Provoking questions: Artist Steven Rhall’s Billboard
Mildura Arts Centre is pleased to support First Nations artist Steven Rhall’s public artwork at 52 Seventh Street, Mildura. His billboard Ideas of First Nations art practice and late capitalism is on display from 19 March until 5 June 2022.
Featured artist: Steven Rhall
Curated by Jenna Rain Warwick, Ideas of First Nations art practice and late capitalism, a public roadside artwork by Steven Rhall draws on both its location and the socio-political context of roadside adverts. Indicative of his practice at large, Rhall’s reinterpretation of the roadside advertisement aesthetic questions the commodification of art and the way it can both appropriate and legitimise First Nations practice.
A Taungurung artist and the face of his own billboard, Rhall places himself at the centre of these questions. In character as a savvy salesperson with a questionable smile and suit, Rhall invites the audience to reckon with the context and meaning of contemporary art. Simultaneously vague and self-assured, the billboard asks a simple question: ‘Aboriginal Art?’ In a nod to sleazy sales tropes, the billboard boldly answers its own question, declaring that Aboriginal art is just a phone call away at ‘(1800) Authentic’. The economics and politics surrounding First Nations art, and the way in which this shapes the art and its audience, is at the crux of Rhall’s work. Whether or not audiences are familiar with Rhall’s subversive practice, Ideas of First Nation art practice and late capitalism will leave passers-by with questions, igniting introspection long after their car ride is finished.
Steven Rhall a proud Taungurung man says “To begin with, this artwork takes the location and context of its display as a billboard as a primary source of inspiration. In my art practice, I often play with the contributing factors thought to be ‘presenting’ the work of art, often taking them on as part of the artwork. The aesthetic of my artwork takes on what I see as the sometime bold and declarative highway billboard aesthetic, quickly assessing itself before the audience has driven by. This brings forth the question ‘Is this billboard Aboriginal Art, and further what is or could be Aboriginal Art at this point in history?’ I feel my concept boldly declares my expression as both an artist and Taungurung person. I hope it inspires its audience the creative possibilities of artistic and cultural expression within First Nations art practice and potentially themselves.”
The curator Jenna Rain Warwick says “I love Steven Rhall’s new billboard, it really involves passers-by, inviting them to decide what is real.
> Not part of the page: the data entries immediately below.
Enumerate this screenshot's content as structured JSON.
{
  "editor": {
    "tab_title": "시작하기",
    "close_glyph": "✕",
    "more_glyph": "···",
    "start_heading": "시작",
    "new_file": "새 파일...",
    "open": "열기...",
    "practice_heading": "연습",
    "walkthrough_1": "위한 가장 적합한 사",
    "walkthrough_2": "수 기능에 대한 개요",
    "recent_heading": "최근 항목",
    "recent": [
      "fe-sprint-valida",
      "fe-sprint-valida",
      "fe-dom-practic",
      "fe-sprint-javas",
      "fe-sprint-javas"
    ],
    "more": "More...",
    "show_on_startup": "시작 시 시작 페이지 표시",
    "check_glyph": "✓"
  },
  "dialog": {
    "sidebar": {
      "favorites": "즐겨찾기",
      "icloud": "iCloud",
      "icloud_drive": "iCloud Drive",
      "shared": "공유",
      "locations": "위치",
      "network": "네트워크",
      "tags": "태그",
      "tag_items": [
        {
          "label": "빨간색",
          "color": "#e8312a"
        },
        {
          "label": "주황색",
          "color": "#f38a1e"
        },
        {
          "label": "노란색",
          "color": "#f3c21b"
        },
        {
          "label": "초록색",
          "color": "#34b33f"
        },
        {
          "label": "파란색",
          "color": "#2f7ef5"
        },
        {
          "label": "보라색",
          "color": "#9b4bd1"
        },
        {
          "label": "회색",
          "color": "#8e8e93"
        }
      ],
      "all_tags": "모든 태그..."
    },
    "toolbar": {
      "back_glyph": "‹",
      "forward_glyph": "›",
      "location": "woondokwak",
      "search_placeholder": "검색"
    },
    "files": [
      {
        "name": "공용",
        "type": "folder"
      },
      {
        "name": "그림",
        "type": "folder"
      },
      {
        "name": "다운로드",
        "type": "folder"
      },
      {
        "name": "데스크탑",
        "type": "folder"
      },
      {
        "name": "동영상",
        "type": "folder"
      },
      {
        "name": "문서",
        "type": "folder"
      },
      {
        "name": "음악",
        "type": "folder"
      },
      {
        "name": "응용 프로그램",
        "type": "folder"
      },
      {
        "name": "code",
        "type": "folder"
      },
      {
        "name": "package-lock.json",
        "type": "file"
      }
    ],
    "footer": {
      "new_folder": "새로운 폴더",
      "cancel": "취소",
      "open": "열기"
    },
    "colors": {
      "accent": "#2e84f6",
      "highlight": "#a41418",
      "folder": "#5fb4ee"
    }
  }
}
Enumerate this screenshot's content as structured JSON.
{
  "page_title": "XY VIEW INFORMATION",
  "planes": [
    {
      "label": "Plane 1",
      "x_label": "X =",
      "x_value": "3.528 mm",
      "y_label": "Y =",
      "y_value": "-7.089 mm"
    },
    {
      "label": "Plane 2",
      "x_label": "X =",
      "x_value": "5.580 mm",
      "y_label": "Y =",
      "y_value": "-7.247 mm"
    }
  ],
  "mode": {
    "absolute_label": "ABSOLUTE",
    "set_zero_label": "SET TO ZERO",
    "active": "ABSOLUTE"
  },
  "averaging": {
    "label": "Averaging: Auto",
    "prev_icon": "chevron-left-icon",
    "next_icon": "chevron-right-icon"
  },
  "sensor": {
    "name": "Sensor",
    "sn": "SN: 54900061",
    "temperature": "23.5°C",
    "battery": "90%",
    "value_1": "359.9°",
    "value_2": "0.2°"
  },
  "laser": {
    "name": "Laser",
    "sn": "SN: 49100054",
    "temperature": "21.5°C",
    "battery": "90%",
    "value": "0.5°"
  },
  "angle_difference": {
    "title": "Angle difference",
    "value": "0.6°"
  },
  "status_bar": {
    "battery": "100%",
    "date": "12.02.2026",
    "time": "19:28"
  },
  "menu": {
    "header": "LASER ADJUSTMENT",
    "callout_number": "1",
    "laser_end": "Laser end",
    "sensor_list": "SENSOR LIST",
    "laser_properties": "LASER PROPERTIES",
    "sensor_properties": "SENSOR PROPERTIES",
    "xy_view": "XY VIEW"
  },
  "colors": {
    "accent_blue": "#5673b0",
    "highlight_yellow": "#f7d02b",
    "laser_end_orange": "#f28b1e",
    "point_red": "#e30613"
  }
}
His use of humour and irony to explore complex themes is poignant as the late Bell Hooks writes ‘we cannot have a meaningful revolution without humour’. “
This is the second of three regional Victorian public art billboards, a project by NETS Victoria that partners First Nations artists with regional galleries to commission roadside billboards.